Your objective
Reproduce the entries in full, with no changes.

Material for this exercise
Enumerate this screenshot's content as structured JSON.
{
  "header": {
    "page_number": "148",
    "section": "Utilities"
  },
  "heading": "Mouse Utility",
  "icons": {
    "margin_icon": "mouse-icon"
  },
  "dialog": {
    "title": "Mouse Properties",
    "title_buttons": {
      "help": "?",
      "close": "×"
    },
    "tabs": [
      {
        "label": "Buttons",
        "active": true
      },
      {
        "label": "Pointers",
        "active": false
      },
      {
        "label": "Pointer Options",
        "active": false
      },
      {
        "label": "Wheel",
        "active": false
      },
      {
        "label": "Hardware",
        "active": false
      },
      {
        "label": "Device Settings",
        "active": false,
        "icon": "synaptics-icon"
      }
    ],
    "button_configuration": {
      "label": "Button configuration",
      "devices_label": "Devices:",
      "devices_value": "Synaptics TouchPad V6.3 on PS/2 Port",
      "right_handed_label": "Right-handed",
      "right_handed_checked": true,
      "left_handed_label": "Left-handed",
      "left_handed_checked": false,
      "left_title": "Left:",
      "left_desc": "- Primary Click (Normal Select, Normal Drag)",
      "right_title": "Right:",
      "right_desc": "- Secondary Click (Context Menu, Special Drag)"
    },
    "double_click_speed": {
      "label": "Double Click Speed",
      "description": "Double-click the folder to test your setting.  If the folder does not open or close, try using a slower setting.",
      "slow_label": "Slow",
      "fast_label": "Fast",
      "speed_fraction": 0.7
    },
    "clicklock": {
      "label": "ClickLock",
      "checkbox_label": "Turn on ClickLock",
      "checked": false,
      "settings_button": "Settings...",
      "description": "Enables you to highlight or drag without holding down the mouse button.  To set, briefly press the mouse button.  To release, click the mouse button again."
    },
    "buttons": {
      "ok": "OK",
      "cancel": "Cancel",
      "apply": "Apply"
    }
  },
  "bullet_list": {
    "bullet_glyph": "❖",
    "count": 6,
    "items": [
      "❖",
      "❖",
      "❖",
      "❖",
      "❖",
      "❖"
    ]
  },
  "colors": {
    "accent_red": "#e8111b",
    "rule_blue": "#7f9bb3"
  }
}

Task response
Enumerate this screenshot's content as structured JSON.
{
  "header": {
    "page_number": "148",
    "section": "Utilities"
  },
  "heading": "Mouse Utility",
  "icons": {
    "margin_icon": "mouse-icon"
  },
  "dialog": {
    "title": "Mouse Properties",
    "title_buttons": {
      "help": "?",
      "close": "×"
    },
    "tabs": [
      {
        "label": "Buttons",
        "active": true
      },
      {
        "label": "Pointers",
        "active": false
      },
      {
        "label": "Pointer Options",
        "active": false
      },
      {
        "label": "Wheel",
        "active": false
      },
      {
        "label": "Hardware",
        "active": false
      },
      {
        "label": "Device Settings",
        "active": false,
        "icon": "synaptics-icon"
      }
    ],
    "button_configuration": {
      "label": "Button configuration",
      "devices_label": "Devices:",
      "devices_value": "Synaptics TouchPad V6.3 on PS/2 Port",
      "right_handed_label": "Right-handed",
      "right_handed_checked": true,
      "left_handed_label": "Left-handed",
      "left_handed_checked": false,
      "left_title": "Left:",
      "left_desc": "- Primary Click (Normal Select, Normal Drag)",
      "right_title": "Right:",
      "right_desc": "- Secondary Click (Context Menu, Special Drag)"
    },
    "double_click_speed": {
      "label": "Double Click Speed",
      "description": "Double-click the folder to test your setting.  If the folder does not open or close, try using a slower setting.",
      "slow_label": "Slow",
      "fast_label": "Fast",
      "speed_fraction": 0.7
    },
    "clicklock": {
      "label": "ClickLock",
      "checkbox_label": "Turn on ClickLock",
      "checked": false,
      "settings_button": "Settings...",
      "description": "Enables you to highlight or drag without holding down the mouse button.  To set, briefly press the mouse button.  To release, click the mouse button again."
    },
    "buttons": {
      "ok": "OK",
      "cancel": "Cancel",
      "apply": "Apply"
    }
  },
  "bullet_list": {
    "bullet_glyph": "❖",
    "count": 6,
    "items": [
      "❖",
      "❖",
      "❖",
      "❖",
      "❖",
      "❖"
    ]
  },
  "colors": {
    "accent_red": "#e8111b",
    "rule_blue": "#7f9bb3"
  }
}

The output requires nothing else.